(ASSIGNMENT):
Wherever "this" turns up in the entries, copy out the line that holds it.

[[ DATA FOR PROCESSING open ]]

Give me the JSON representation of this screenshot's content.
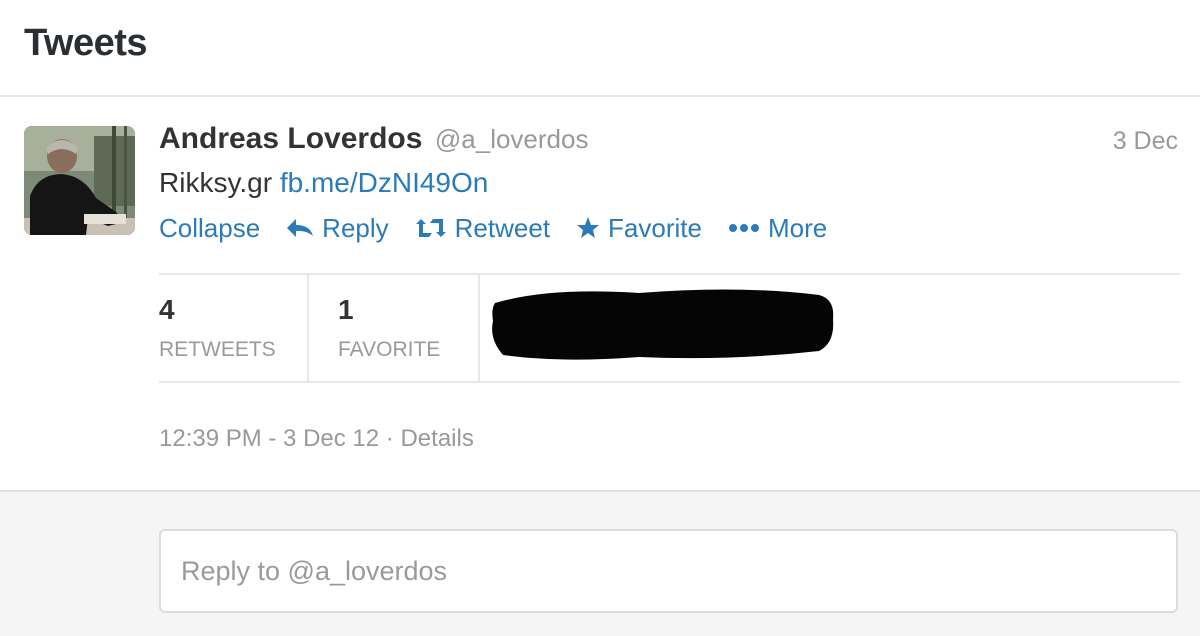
{
  "header": {
    "title": "Tweets"
  },
  "tweet": {
    "fullname": "Andreas Loverdos",
    "username": "@a_loverdos",
    "timestamp": "3 Dec",
    "text": "Rikksy.gr",
    "link": "fb.me/DzNI49On",
    "actions": {
      "collapse": "Collapse",
      "reply": "Reply",
      "retweet": "Retweet",
      "favorite": "Favorite",
      "more": "More"
    },
    "stats": {
      "retweets_count": "4",
      "retweets_label": "RETWEETS",
      "favorites_count": "1",
      "favorites_label": "FAVORITE"
    },
    "meta": {
      "datetime": "12:39 PM - 3 Dec 12",
      "separator": "·",
      "details": "Details"
    }
  },
  "reply": {
    "placeholder": "Reply to @a_loverdos"
  },
  "colors": {
    "link": "#2b7bb9",
    "muted": "#999999",
    "text": "#333333"
  },
  "icons": [
    "reply-icon",
    "retweet-icon",
    "star-icon",
    "more-dots-icon"
  ]
}
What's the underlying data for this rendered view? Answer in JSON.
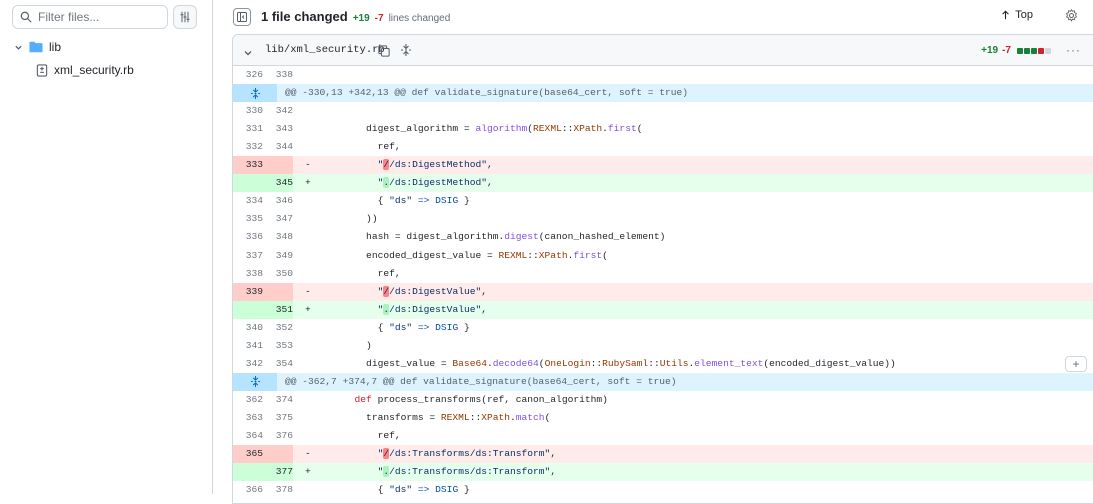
{
  "app": {
    "title": "1 file changed"
  },
  "sidebar": {
    "filter_placeholder": "Filter files...",
    "tree": [
      {
        "type": "directory",
        "label": "lib",
        "expanded": true
      },
      {
        "type": "file",
        "label": "xml_security.rb"
      }
    ]
  },
  "header": {
    "files_changed": "1 file changed",
    "additions": "+19",
    "deletions": "-7",
    "lines_changed": "lines changed",
    "top_label": "Top"
  },
  "file": {
    "path": "lib/xml_security.rb",
    "additions": "+19",
    "deletions": "-7",
    "blocks": [
      "#1a7f37",
      "#1a7f37",
      "#1a7f37",
      "#cf222e",
      "#d0d7de"
    ]
  },
  "colors": {
    "add_bg": "#e6ffec",
    "del_bg": "#ffebe9",
    "hunk_bg": "#ddf4ff",
    "accent": "#0969da"
  },
  "diff": [
    {
      "type": "ctx",
      "old": "326",
      "new": "338",
      "text": ""
    },
    {
      "type": "hunk",
      "text": "@@ -330,13 +342,13 @@ def validate_signature(base64_cert, soft = true)"
    },
    {
      "type": "ctx",
      "old": "330",
      "new": "342",
      "text": ""
    },
    {
      "type": "ctx",
      "old": "331",
      "new": "343",
      "text": "        digest_algorithm = algorithm(REXML::XPath.first("
    },
    {
      "type": "ctx",
      "old": "332",
      "new": "344",
      "text": "          ref,"
    },
    {
      "type": "del",
      "old": "333",
      "new": "",
      "sign": "-",
      "text": "          \"//ds:DigestMethod\","
    },
    {
      "type": "add",
      "old": "",
      "new": "345",
      "sign": "+",
      "text": "          \"./ds:DigestMethod\","
    },
    {
      "type": "ctx",
      "old": "334",
      "new": "346",
      "text": "          { \"ds\" => DSIG }"
    },
    {
      "type": "ctx",
      "old": "335",
      "new": "347",
      "text": "        ))"
    },
    {
      "type": "ctx",
      "old": "336",
      "new": "348",
      "text": "        hash = digest_algorithm.digest(canon_hashed_element)"
    },
    {
      "type": "ctx",
      "old": "337",
      "new": "349",
      "text": "        encoded_digest_value = REXML::XPath.first("
    },
    {
      "type": "ctx",
      "old": "338",
      "new": "350",
      "text": "          ref,"
    },
    {
      "type": "del",
      "old": "339",
      "new": "",
      "sign": "-",
      "text": "          \"//ds:DigestValue\","
    },
    {
      "type": "add",
      "old": "",
      "new": "351",
      "sign": "+",
      "text": "          \"./ds:DigestValue\","
    },
    {
      "type": "ctx",
      "old": "340",
      "new": "352",
      "text": "          { \"ds\" => DSIG }"
    },
    {
      "type": "ctx",
      "old": "341",
      "new": "353",
      "text": "        )"
    },
    {
      "type": "ctx",
      "old": "342",
      "new": "354",
      "text": "        digest_value = Base64.decode64(OneLogin::RubySaml::Utils.element_text(encoded_digest_value))"
    },
    {
      "type": "hunk",
      "text": "@@ -362,7 +374,7 @@ def validate_signature(base64_cert, soft = true)"
    },
    {
      "type": "ctx",
      "old": "362",
      "new": "374",
      "text": "      def process_transforms(ref, canon_algorithm)"
    },
    {
      "type": "ctx",
      "old": "363",
      "new": "375",
      "text": "        transforms = REXML::XPath.match("
    },
    {
      "type": "ctx",
      "old": "364",
      "new": "376",
      "text": "          ref,"
    },
    {
      "type": "del",
      "old": "365",
      "new": "",
      "sign": "-",
      "text": "          \"//ds:Transforms/ds:Transform\","
    },
    {
      "type": "add",
      "old": "",
      "new": "377",
      "sign": "+",
      "text": "          \"./ds:Transforms/ds:Transform\","
    },
    {
      "type": "ctx",
      "old": "366",
      "new": "378",
      "text": "          { \"ds\" => DSIG }"
    }
  ]
}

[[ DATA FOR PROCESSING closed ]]

(WRITTEN ANSWER):
Give me the JSON representation of this screenshot's content.
What's the underlying data for this rendered view? Answer in JSON.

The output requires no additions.